One of the officials said five service members were seriously wounded and evacuated from the Camp Taji base and seven others were still being evaluated. Buildings on the base were in flames. Several other U.S. officials confirmed that U.S. troops had been killed and injured, but did not provide numbers. The officials spoke on condition of anonymity to give details of the attack ahead of a public announcement.

Army Col. Myles Caggins, a U.S. military spokesperson in Iraq, said on Twitter that more than 15 small rockets hit Iraq’s Camp Taji base. He provided no details. Another U.S. official said that as many as 30 rockets were fired from a truck launcher, and 18 hit the base.

Officials did not say what group they believe launched the rocket attack, but Kataib Hezbollah or another Iranian-backed Shia militia group is likely.

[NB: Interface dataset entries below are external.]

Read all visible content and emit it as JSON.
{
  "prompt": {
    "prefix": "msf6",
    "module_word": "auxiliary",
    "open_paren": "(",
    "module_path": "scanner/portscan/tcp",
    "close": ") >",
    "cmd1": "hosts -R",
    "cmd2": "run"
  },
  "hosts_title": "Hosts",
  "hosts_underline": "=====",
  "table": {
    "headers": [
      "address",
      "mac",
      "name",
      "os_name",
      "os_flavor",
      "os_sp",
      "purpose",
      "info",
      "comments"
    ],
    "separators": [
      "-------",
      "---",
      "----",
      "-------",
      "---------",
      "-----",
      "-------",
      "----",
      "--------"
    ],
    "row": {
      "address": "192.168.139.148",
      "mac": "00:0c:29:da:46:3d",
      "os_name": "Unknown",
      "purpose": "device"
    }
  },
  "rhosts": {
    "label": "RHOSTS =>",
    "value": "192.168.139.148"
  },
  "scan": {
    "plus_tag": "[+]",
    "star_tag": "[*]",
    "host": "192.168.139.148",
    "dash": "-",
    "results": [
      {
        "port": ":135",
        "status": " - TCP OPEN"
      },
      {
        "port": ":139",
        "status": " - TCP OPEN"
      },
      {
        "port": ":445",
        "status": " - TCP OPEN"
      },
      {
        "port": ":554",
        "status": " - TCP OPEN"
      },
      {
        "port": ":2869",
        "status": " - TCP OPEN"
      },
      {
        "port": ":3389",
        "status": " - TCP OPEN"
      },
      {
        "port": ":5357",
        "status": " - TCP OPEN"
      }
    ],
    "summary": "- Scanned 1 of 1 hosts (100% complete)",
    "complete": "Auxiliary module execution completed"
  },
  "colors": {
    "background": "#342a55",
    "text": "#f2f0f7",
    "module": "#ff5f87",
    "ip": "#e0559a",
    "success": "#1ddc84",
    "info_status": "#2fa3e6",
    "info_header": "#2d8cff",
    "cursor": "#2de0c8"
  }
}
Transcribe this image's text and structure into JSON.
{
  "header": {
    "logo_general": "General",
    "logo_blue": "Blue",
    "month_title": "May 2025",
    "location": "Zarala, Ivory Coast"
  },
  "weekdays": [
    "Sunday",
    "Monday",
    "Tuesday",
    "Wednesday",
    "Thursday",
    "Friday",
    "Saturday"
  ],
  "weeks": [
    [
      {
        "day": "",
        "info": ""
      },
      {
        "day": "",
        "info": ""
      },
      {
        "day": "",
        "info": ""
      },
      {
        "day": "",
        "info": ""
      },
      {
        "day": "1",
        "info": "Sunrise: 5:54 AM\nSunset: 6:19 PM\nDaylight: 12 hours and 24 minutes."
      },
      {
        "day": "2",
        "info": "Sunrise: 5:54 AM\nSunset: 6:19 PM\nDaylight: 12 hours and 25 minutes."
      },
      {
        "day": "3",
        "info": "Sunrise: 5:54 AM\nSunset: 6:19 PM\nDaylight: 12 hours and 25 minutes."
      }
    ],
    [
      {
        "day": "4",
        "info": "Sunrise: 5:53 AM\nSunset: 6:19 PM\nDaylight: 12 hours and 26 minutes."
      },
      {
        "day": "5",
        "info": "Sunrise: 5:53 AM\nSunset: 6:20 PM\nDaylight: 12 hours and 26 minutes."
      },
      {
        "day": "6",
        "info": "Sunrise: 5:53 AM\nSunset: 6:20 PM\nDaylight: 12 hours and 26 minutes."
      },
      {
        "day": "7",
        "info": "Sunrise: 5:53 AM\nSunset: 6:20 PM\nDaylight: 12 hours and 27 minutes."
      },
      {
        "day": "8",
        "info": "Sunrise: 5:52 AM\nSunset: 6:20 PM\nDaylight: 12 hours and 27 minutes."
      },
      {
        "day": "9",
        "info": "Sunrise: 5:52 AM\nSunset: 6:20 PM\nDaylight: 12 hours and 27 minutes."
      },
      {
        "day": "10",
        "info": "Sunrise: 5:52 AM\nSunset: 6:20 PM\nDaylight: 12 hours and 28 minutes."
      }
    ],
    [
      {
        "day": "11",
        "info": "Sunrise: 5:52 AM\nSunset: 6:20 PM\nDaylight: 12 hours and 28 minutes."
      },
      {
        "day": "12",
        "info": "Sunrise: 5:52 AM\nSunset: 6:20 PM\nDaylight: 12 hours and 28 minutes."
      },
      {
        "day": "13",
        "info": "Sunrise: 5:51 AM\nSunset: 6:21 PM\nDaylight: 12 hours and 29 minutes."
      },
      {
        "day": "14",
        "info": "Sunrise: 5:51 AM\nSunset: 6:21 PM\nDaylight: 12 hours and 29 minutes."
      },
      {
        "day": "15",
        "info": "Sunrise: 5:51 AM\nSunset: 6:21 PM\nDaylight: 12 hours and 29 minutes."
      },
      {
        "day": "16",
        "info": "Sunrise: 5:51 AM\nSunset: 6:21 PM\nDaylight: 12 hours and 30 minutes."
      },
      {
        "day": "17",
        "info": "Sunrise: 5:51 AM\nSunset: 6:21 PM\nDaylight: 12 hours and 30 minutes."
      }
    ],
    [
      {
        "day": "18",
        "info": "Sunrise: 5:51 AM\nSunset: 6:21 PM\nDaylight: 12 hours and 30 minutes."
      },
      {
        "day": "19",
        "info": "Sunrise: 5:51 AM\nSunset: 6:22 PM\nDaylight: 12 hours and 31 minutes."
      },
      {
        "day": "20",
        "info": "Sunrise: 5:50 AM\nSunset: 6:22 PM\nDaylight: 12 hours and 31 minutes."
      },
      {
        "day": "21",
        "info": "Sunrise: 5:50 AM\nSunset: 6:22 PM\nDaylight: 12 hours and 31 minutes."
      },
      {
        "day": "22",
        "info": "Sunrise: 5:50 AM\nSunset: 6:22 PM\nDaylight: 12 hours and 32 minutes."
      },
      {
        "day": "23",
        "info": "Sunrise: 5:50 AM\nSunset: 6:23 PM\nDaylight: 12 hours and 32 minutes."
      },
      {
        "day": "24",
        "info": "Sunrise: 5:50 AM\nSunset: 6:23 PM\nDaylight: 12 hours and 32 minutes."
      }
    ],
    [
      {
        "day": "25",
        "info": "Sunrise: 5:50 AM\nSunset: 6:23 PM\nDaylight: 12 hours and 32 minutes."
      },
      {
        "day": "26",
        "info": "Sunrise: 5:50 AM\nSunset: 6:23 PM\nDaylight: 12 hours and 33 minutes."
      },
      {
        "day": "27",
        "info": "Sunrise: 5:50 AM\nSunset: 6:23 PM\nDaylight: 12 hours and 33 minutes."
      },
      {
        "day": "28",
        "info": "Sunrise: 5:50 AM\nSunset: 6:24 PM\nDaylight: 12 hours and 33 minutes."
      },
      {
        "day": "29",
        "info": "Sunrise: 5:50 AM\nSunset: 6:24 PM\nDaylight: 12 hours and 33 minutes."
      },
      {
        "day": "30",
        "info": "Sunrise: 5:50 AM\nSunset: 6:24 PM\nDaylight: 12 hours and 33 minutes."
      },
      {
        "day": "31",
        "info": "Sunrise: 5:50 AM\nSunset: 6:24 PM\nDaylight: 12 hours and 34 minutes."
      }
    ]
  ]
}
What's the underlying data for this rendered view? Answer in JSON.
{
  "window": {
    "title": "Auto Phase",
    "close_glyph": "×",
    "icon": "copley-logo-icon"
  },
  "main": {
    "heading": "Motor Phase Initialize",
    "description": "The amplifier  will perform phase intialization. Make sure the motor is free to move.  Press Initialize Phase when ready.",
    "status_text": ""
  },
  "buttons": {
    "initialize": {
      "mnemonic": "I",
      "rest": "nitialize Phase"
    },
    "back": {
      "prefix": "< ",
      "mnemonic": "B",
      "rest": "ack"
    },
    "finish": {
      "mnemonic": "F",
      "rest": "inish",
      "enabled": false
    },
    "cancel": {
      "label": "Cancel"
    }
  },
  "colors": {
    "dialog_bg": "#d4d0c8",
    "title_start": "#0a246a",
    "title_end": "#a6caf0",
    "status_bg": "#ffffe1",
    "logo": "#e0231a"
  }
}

Camp Taji, located just north of Baghdad, has been used as a training base for a number of years. There are as many as 6,000 U.S. troops in Iraq, training and advising Iraqi forces and conducting counterterror missions.

Kataib Hezbollah was responsible for a late December rocket attack on a military base in Kirkuk that killed a U.S. contractor, prompting American military strikes in response.

That, in turn, led to protests at the U.S. embassy in Baghdad. They were followed January 3 by a U.S. airstrike that killed Iran’s most powerful military officer, Gen. Qassem Soleimani, and Abu Mahdi al-Muhandis,a leader of the Iran-backed militias in Iraq, of which Kataib Hezbollah is a member.

Kataib Hezbollah has been designated a “foreign terrorist organization” by the State Department since 2009.

Later Wednesday, Syrian opposition activists and a war monitor reported an airstrike that targeted Iranian militia positions along the Iraq-Syria border.

The Syrian Observatory for Human Rights reported 10 airstrikes carried out by three unidentified aircraft that targeted pro-Iran militias in the Boukamal region in eastern Syria, near the border with Iraq. The Britain-based Observatory which monitors the Syria war through a network of activists on the ground said at least 10 explosions were heard in the region but said there was no immediate word on casualties.

U.S. officials said the strike was not related to the Taji base strike at all. But, it was not immediately clear who conducted the attack.

Syrian activist Omar Abu Layla said the unidentified airstrike targeted Iranian militia positions in the Boukamal region.

Syrian state-run media also reported an aerial attack in the Boukamal region near the Iraqi border that caused material damage.